Arthritis Pain

MDNG Pain Management, September 2008, Volume 1, Issue 1

//The Educated PatientTM

The Arthritis Foundation

One of the most in-depth sites for arthritis news, research, and advocacy, the Arthritis Foundation’s website is a must-see resource for any arthritis patient. The foundation’s goal is to help “people take control of arthritis by providing public health education; pursuing public policy and legislation; and conducting evidence-based programs to improve the quality of life for those living with arthritis.” Under the “Disease” tab, patients can visit the disease center (which contains information on various types of arthritis), the surgery center (which offers information on joint surgery), the pain center (which includes articles and resources to help visitors understand pain), and more.

http://hcp.lv/hD22Ro

Arthritis Pain: Do’s and Don’ts

Inform your patients about this helpful guide in managing arthritis pain on a day-to-day basis. The Mayo Clinic has put together this resource to offer tips on exercise and other common concerns. Under the “Basics” header, the article suggests that patients always speak to their doctors first about their symptoms, ask for clear definitions of the type of arthritis he or she has, and to find out the extent to which bones may already be damaged. In the “Everyday routines” section, the page suggests patients start off with gentle exercises in the morning. And during sedentary moments, the pages suggest that patients try to “adjust your position frequently” and periodically stretch. There is also a section on what to do with medications, and physician and emotional integration.

http://hcp.lv/ekVXO0

//Online CME

Rheumatoid Arthritis: What to Do about TNF Failures

Credits:

1.00

Fee:

None

Expires

: November 30, 2011

Multimedia:

None

This activity explores “the therapeutic options with both conventional and biologic agents after failure of a TNF inhibitor” and “the factors influencing the choice of a biologic after failure of a TNF inhibitor.”

http://hcp.lv/ahcYDs

//eAbstracts

Increased Vascular Penetration and Nerve Growth in the Meniscus: A Potential Source of Pain in Osteoarthritis

Journal:

Annals of the Rheumatic diseases

(November 15)

Authors:

Ashraf S, Wibberley H, Mapp P, et al.

Purpose:

To describe “vascular penetration and nerve growth in human menisci, providing a potential mechanism for the genesis of pain in knee OA.”

Results:

The team screened menisci that were obtained post mortem “on the basis of high or low macroscopic tibiofemoral chondropathy as a measure of the presence and degree of OA.” They selected 40 cases for the study, 20 per group, using image analysis to compare vascular and nerve densities between groups. The team concluded that “angiogenesis and associated sensory nerve growth in menisci may contribute to pain in knee OA.”

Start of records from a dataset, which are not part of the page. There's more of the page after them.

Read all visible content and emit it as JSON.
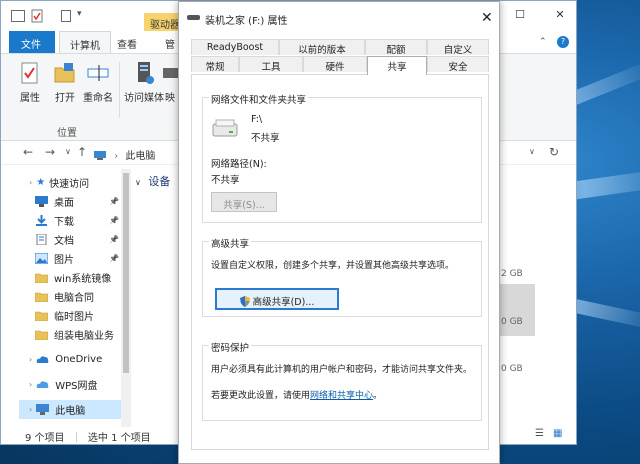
{
  "explorer": {
    "context_tab": "驱动器",
    "tabs": [
      "文件",
      "计算机",
      "查看",
      "管"
    ],
    "ribbon_buttons": [
      "属性",
      "打开",
      "重命名",
      "访问媒体",
      "映"
    ],
    "group_label": "位置",
    "address": "此电脑",
    "main_heading": "设备",
    "sidebar": {
      "quick_access": "快速访问",
      "items": [
        {
          "label": "桌面",
          "pinned": true,
          "icon": "desktop-icon"
        },
        {
          "label": "下载",
          "pinned": true,
          "icon": "download-icon"
        },
        {
          "label": "文档",
          "pinned": true,
          "icon": "documents-icon"
        },
        {
          "label": "图片",
          "pinned": true,
          "icon": "pictures-icon"
        },
        {
          "label": "win系统镜像",
          "pinned": false,
          "icon": "folder-icon"
        },
        {
          "label": "电脑合同",
          "pinned": false,
          "icon": "folder-icon"
        },
        {
          "label": "临时图片",
          "pinned": false,
          "icon": "folder-icon"
        },
        {
          "label": "组装电脑业务",
          "pinned": false,
          "icon": "folder-icon"
        }
      ],
      "onedrive": "OneDrive",
      "wps": "WPS网盘",
      "this_pc": "此电脑"
    },
    "right_sizes": [
      "2 GB",
      "0 GB",
      "0 GB"
    ],
    "status": {
      "count": "9 个项目",
      "selected": "选中 1 个项目"
    }
  },
  "dialog": {
    "title": "装机之家 (F:) 属性",
    "tabs_row1": [
      "ReadyBoost",
      "以前的版本",
      "配额",
      "自定义"
    ],
    "tabs_row2": [
      "常规",
      "工具",
      "硬件",
      "共享",
      "安全"
    ],
    "active_tab": "共享",
    "network_share": {
      "title": "网络文件和文件夹共享",
      "drive": "F:\\",
      "state": "不共享",
      "path_label": "网络路径(N):",
      "path_value": "不共享",
      "share_button": "共享(S)..."
    },
    "advanced_share": {
      "title": "高级共享",
      "desc": "设置自定义权限，创建多个共享，并设置其他高级共享选项。",
      "button": "高级共享(D)..."
    },
    "password": {
      "title": "密码保护",
      "desc": "用户必须具有此计算机的用户帐户和密码，才能访问共享文件夹。",
      "change_prefix": "若要更改此设置，请使用",
      "link": "网络和共享中心",
      "suffix": "。"
    }
  },
  "colors": {
    "accent": "#1979ca",
    "link": "#0b5cad",
    "folder": "#e8c15a"
  }
}
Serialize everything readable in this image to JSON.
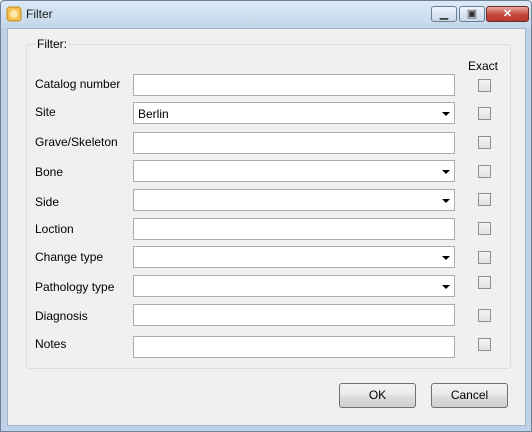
{
  "window": {
    "title": "Filter"
  },
  "filter_group": {
    "title": "Filter:",
    "exact_header": "Exact",
    "rows": [
      {
        "label": "Catalog number",
        "type": "text",
        "value": "",
        "exact": false
      },
      {
        "label": "Site",
        "type": "combo",
        "value": "Berlin",
        "exact": false
      },
      {
        "label": "Grave/Skeleton",
        "type": "text",
        "value": "",
        "exact": false
      },
      {
        "label": "Bone",
        "type": "combo",
        "value": "",
        "exact": false
      },
      {
        "label": "Side",
        "type": "combo",
        "value": "",
        "exact": false
      },
      {
        "label": "Loction",
        "type": "text",
        "value": "",
        "exact": false
      },
      {
        "label": "Change type",
        "type": "combo",
        "value": "",
        "exact": false
      },
      {
        "label": "Pathology type",
        "type": "combo",
        "value": "",
        "exact": false
      },
      {
        "label": "Diagnosis",
        "type": "text",
        "value": "",
        "exact": false
      },
      {
        "label": "Notes",
        "type": "text",
        "value": "",
        "exact": false
      }
    ]
  },
  "buttons": {
    "ok": "OK",
    "cancel": "Cancel"
  }
}
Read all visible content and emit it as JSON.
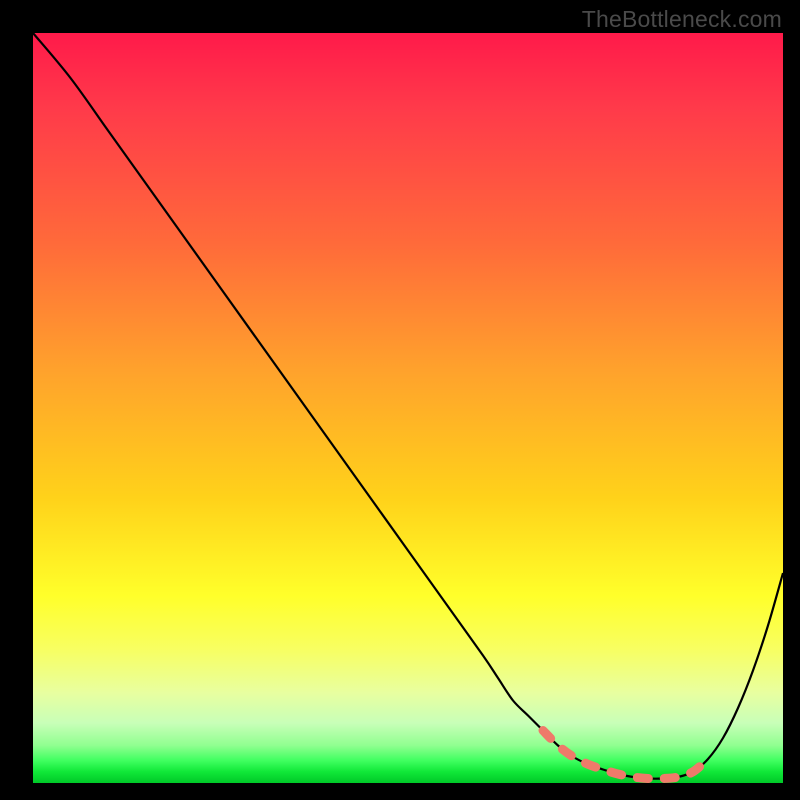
{
  "watermark": "TheBottleneck.com",
  "colors": {
    "curve": "#000000",
    "highlight": "#ef7a6a",
    "frame": "#000000"
  },
  "chart_data": {
    "type": "line",
    "title": "",
    "xlabel": "",
    "ylabel": "",
    "xlim": [
      0,
      100
    ],
    "ylim": [
      0,
      100
    ],
    "grid": false,
    "legend": false,
    "x": [
      0,
      5,
      10,
      15,
      20,
      25,
      30,
      35,
      40,
      45,
      50,
      55,
      60,
      62,
      64,
      66,
      68,
      70,
      72,
      74,
      76,
      78,
      80,
      82,
      84,
      86,
      88,
      90,
      92,
      94,
      96,
      98,
      100
    ],
    "y": [
      100,
      94,
      87,
      80,
      73,
      66,
      59,
      52,
      45,
      38,
      31,
      24,
      17,
      14,
      11,
      9,
      7,
      5,
      3.5,
      2.5,
      1.8,
      1.2,
      0.8,
      0.6,
      0.6,
      0.8,
      1.5,
      3.2,
      6,
      10,
      15,
      21,
      28
    ],
    "highlight_x_range": [
      68,
      91
    ]
  }
}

http://hcp.lv/g0VcfE

//Clinical Trials

Role of Oral and Intestinal Microbiota in Rheumatoid Arthritis (RA)

Study Type:

Interventional

Sponsor:

New York University School of Medicine

Age/Gender Requirement

: 18-70 years (male/female)

Purpose:

To investigate “the hypothesis that bacteria living in a person's mouth and/or intestinal tract are responsible, at least in part, for the development of Rheumatoid Arthritis. The investigators believe that by killing those bacteria with antibiotics, they might be able to understand how the immune system works and, maybe, what causes RA.”

http://hcp.lv/h12ZgV

Self-Directed Exercise Program for Adults With Arthritis

Study Type:

Interventional

Sponsor:

University of South Carolina

Age/Gender Requirement:

18 years (male/female)

Purpose:

The study is designed “to examine the effectiveness and safety of a self-directed physical activity program relative to a self-directed dietary program in adults with arthritis.”

http://hcp.lv/e4j7dQ

Yoga for Arthritis

Study Type:

Interventional

Sponsor:

Johns Hopkins University

Age/Gender Requirement:

18-65 years (male/female)

Purpose:

“The purpose of this study is to evaluate the impact of yoga on inflammatory arthritis and knee osteoarthritis.”

http://hcp.lv/dLno6B

Living Well With Rheumatoid Arthritis

Study Type:

Interventional

Sponsor:

Bristol-Myers Squibb

Age/Gender Requirement:

18-70 years (male/female)

Purpose:

The “Living Well with RA program” is designed “to evaluate the efficacy of an Internal Family Systems-based arthritis self-management program in improving Rheumatoid Arthritis subjects' disease activity, independence, and other health outcomes.”

http://hcp.lv/fay09Q